Please return every line from the entries that has the string "Suzet" in it.

Excerpted records:
=== Section Start ===

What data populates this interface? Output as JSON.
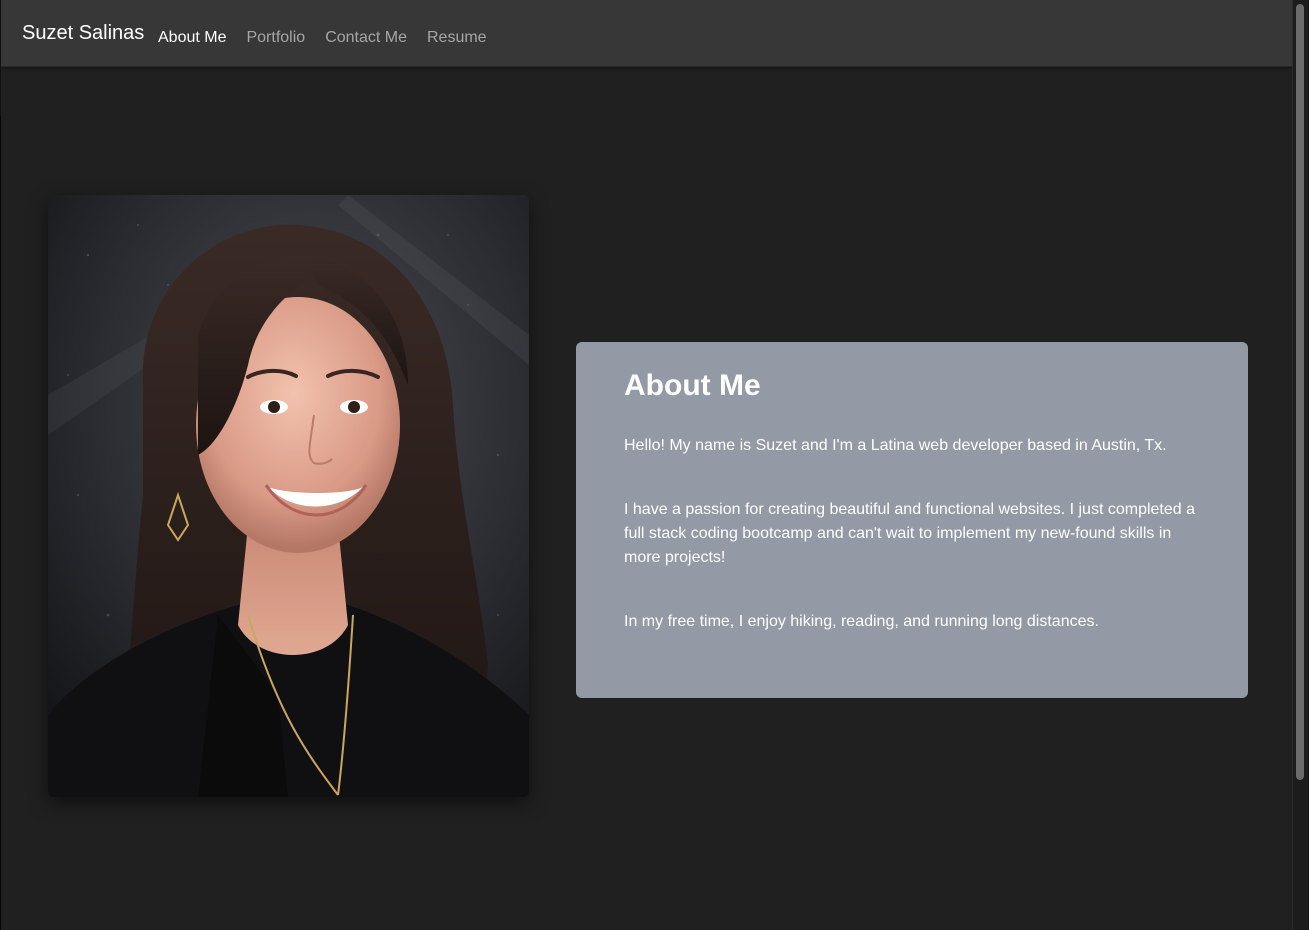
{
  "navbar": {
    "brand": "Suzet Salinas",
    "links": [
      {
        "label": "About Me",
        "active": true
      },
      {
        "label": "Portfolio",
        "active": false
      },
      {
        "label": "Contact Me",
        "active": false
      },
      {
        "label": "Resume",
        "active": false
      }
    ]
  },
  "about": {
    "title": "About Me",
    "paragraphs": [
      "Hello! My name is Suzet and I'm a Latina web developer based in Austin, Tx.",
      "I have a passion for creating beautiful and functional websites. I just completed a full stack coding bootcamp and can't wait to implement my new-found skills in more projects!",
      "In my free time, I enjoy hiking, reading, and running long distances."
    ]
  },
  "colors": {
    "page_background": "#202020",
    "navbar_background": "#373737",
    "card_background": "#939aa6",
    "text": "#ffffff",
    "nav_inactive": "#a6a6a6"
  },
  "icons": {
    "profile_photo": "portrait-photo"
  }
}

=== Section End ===

Response to the task:
    "brand": "Suzet Salinas",
      "Hello! My name is Suzet and I'm a Latina web developer based in Austin, Tx.",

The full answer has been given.